Work request
Each line of the data is to be output verbatim, with the images removed.

── Data shown ──

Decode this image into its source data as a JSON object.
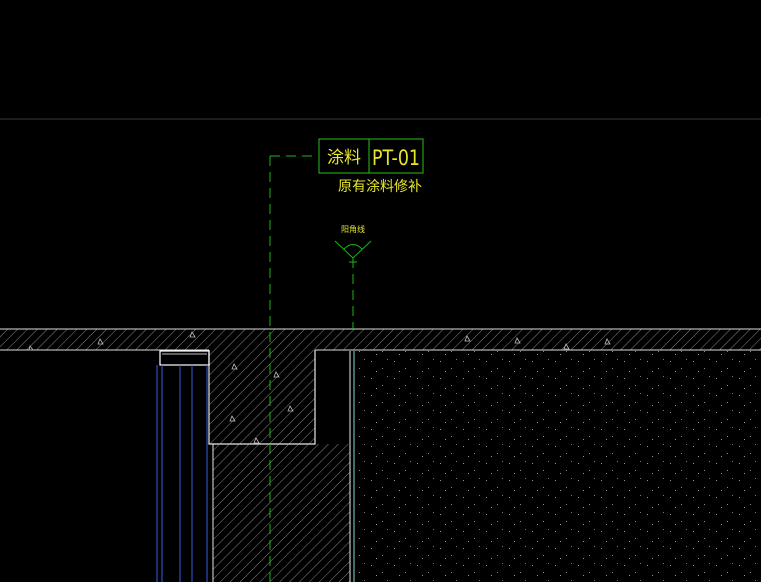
{
  "tag": {
    "material": "涂料",
    "code": "PT-01",
    "note": "原有涂料修补"
  },
  "angle_label": "阳角线",
  "colors": {
    "background": "#000000",
    "tag_box": "#27c01e",
    "tag_text": "#e7e62b",
    "leader": "#18b818",
    "hatch": "#bdbdbd",
    "outline": "#ffffff",
    "glass": "#3a5be0",
    "cyan": "#8ad9d9"
  }
}
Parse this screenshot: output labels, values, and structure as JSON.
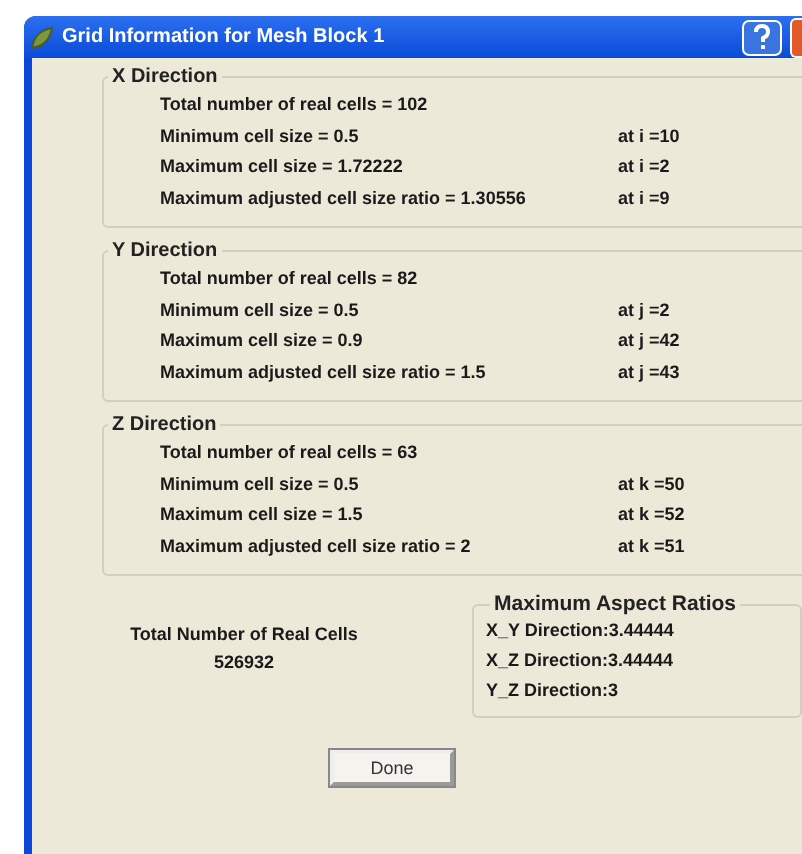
{
  "window": {
    "title": "Grid Information for Mesh Block 1"
  },
  "groups": [
    {
      "title": "X Direction",
      "total": "Total number of real cells = 102",
      "rows": [
        {
          "label": "Minimum cell size = 0.5",
          "at": "at i =10"
        },
        {
          "label": "Maximum cell size = 1.72222",
          "at": "at i =2"
        },
        {
          "label": "Maximum adjusted cell size ratio = 1.30556",
          "at": "at i =9"
        }
      ]
    },
    {
      "title": "Y Direction",
      "total": "Total number of real cells = 82",
      "rows": [
        {
          "label": "Minimum cell size = 0.5",
          "at": "at j =2"
        },
        {
          "label": "Maximum cell size = 0.9",
          "at": "at j =42"
        },
        {
          "label": "Maximum adjusted cell size ratio = 1.5",
          "at": "at j =43"
        }
      ]
    },
    {
      "title": "Z Direction",
      "total": "Total number of real cells = 63",
      "rows": [
        {
          "label": "Minimum cell size = 0.5",
          "at": "at k =50"
        },
        {
          "label": "Maximum cell size = 1.5",
          "at": "at k =52"
        },
        {
          "label": "Maximum adjusted cell size ratio = 2",
          "at": "at k =51"
        }
      ]
    }
  ],
  "total_cells": {
    "label": "Total Number of Real Cells",
    "value": "526932"
  },
  "aspect_ratios": {
    "title": "Maximum Aspect Ratios",
    "items": [
      "X_Y Direction:3.44444",
      "X_Z Direction:3.44444",
      "Y_Z Direction:3"
    ]
  },
  "buttons": [
    "Done"
  ]
}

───

Solution
Decode this image into its source data as a JSON object.
{
  "tag": {
    "material": "涂料",
    "code": "PT-01",
    "note": "原有涂料修补"
  },
  "angle_label": "阳角线",
  "colors": {
    "background": "#000000",
    "tag_box": "#27c01e",
    "tag_text": "#e7e62b",
    "leader": "#18b818",
    "hatch": "#bdbdbd",
    "outline": "#ffffff",
    "glass": "#3a5be0",
    "cyan": "#8ad9d9"
  }
}
Parse this screenshot: output labels, values, and structure as JSON.
{
  "window": {
    "title": "Grid Information for Mesh Block 1"
  },
  "groups": [
    {
      "title": "X Direction",
      "total": "Total number of real cells = 102",
      "rows": [
        {
          "label": "Minimum cell size = 0.5",
          "at": "at i =10"
        },
        {
          "label": "Maximum cell size = 1.72222",
          "at": "at i =2"
        },
        {
          "label": "Maximum adjusted cell size ratio = 1.30556",
          "at": "at i =9"
        }
      ]
    },
    {
      "title": "Y Direction",
      "total": "Total number of real cells = 82",
      "rows": [
        {
          "label": "Minimum cell size = 0.5",
          "at": "at j =2"
        },
        {
          "label": "Maximum cell size = 0.9",
          "at": "at j =42"
        },
        {
          "label": "Maximum adjusted cell size ratio = 1.5",
          "at": "at j =43"
        }
      ]
    },
    {
      "title": "Z Direction",
      "total": "Total number of real cells = 63",
      "rows": [
        {
          "label": "Minimum cell size = 0.5",
          "at": "at k =50"
        },
        {
          "label": "Maximum cell size = 1.5",
          "at": "at k =52"
        },
        {
          "label": "Maximum adjusted cell size ratio = 2",
          "at": "at k =51"
        }
      ]
    }
  ],
  "total_cells": {
    "label": "Total Number of Real Cells",
    "value": "526932"
  },
  "aspect_ratios": {
    "title": "Maximum Aspect Ratios",
    "items": [
      "X_Y Direction:3.44444",
      "X_Z Direction:3.44444",
      "Y_Z Direction:3"
    ]
  },
  "buttons": [
    "Done"
  ]
}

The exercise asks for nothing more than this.